[WHAT IS REQUIRED]:
Please set down every entry from the listing below, word for word.

[DATA SHOWN]:

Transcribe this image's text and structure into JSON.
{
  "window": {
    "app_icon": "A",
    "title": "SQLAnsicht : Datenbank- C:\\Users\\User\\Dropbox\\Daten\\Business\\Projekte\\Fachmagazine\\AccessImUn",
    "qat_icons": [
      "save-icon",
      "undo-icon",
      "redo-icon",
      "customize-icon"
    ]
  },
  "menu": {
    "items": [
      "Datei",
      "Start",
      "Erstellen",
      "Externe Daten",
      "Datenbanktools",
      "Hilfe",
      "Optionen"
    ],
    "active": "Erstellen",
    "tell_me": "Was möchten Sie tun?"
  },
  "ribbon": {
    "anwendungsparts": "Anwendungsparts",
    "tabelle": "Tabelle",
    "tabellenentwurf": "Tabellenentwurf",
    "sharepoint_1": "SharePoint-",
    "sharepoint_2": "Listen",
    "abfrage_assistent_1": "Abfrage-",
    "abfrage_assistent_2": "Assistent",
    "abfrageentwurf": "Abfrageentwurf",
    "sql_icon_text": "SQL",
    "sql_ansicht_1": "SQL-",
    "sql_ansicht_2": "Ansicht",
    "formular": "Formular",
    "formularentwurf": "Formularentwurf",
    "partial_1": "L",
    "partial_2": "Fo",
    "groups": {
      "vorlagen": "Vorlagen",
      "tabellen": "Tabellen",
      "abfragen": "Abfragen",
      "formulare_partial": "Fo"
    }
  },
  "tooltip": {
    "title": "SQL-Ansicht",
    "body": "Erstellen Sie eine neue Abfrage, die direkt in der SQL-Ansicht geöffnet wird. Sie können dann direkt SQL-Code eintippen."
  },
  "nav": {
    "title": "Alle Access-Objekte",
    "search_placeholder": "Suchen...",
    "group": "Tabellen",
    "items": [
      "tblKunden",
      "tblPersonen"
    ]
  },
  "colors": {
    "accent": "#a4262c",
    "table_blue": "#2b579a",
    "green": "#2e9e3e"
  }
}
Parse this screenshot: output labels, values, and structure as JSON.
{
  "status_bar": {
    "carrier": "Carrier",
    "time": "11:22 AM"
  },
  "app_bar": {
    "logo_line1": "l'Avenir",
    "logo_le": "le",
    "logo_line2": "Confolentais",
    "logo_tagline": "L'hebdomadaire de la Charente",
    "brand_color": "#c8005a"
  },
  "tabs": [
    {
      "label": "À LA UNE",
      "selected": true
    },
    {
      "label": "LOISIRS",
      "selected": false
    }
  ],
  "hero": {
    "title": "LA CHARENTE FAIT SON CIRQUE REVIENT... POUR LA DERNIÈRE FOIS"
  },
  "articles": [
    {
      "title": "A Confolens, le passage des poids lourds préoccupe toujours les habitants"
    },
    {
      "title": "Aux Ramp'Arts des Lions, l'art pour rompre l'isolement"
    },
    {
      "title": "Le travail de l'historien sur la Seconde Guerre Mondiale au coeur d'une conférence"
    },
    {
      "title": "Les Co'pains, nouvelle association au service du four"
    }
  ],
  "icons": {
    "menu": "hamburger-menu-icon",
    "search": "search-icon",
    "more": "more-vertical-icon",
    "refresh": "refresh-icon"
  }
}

[COMPLETED EXERCISE]:
Transcribe this image's text and structure into JSON.
{
  "window": {
    "app_icon": "A",
    "title": "SQLAnsicht : Datenbank- C:\\Users\\User\\Dropbox\\Daten\\Business\\Projekte\\Fachmagazine\\AccessImUn",
    "qat_icons": [
      "save-icon",
      "undo-icon",
      "redo-icon",
      "customize-icon"
    ]
  },
  "menu": {
    "items": [
      "Datei",
      "Start",
      "Erstellen",
      "Externe Daten",
      "Datenbanktools",
      "Hilfe",
      "Optionen"
    ],
    "active": "Erstellen",
    "tell_me": "Was möchten Sie tun?"
  },
  "ribbon": {
    "anwendungsparts": "Anwendungsparts",
    "tabelle": "Tabelle",
    "tabellenentwurf": "Tabellenentwurf",
    "sharepoint_1": "SharePoint-",
    "sharepoint_2": "Listen",
    "abfrage_assistent_1": "Abfrage-",
    "abfrage_assistent_2": "Assistent",
    "abfrageentwurf": "Abfrageentwurf",
    "sql_icon_text": "SQL",
    "sql_ansicht_1": "SQL-",
    "sql_ansicht_2": "Ansicht",
    "formular": "Formular",
    "formularentwurf": "Formularentwurf",
    "partial_1": "L",
    "partial_2": "Fo",
    "groups": {
      "vorlagen": "Vorlagen",
      "tabellen": "Tabellen",
      "abfragen": "Abfragen",
      "formulare_partial": "Fo"
    }
  },
  "tooltip": {
    "title": "SQL-Ansicht",
    "body": "Erstellen Sie eine neue Abfrage, die direkt in der SQL-Ansicht geöffnet wird. Sie können dann direkt SQL-Code eintippen."
  },
  "nav": {
    "title": "Alle Access-Objekte",
    "search_placeholder": "Suchen...",
    "group": "Tabellen",
    "items": [
      "tblKunden",
      "tblPersonen"
    ]
  },
  "colors": {
    "accent": "#a4262c",
    "table_blue": "#2b579a",
    "green": "#2e9e3e"
  }
}
Parse this screenshot: output labels, values, and structure as JSON.
{
  "status_bar": {
    "carrier": "Carrier",
    "time": "11:22 AM"
  },
  "app_bar": {
    "logo_line1": "l'Avenir",
    "logo_le": "le",
    "logo_line2": "Confolentais",
    "logo_tagline": "L'hebdomadaire de la Charente",
    "brand_color": "#c8005a"
  },
  "tabs": [
    {
      "label": "À LA UNE",
      "selected": true
    },
    {
      "label": "LOISIRS",
      "selected": false
    }
  ],
  "hero": {
    "title": "LA CHARENTE FAIT SON CIRQUE REVIENT... POUR LA DERNIÈRE FOIS"
  },
  "articles": [
    {
      "title": "A Confolens, le passage des poids lourds préoccupe toujours les habitants"
    },
    {
      "title": "Aux Ramp'Arts des Lions, l'art pour rompre l'isolement"
    },
    {
      "title": "Le travail de l'historien sur la Seconde Guerre Mondiale au coeur d'une conférence"
    },
    {
      "title": "Les Co'pains, nouvelle association au service du four"
    }
  ],
  "icons": {
    "menu": "hamburger-menu-icon",
    "search": "search-icon",
    "more": "more-vertical-icon",
    "refresh": "refresh-icon"
  }
}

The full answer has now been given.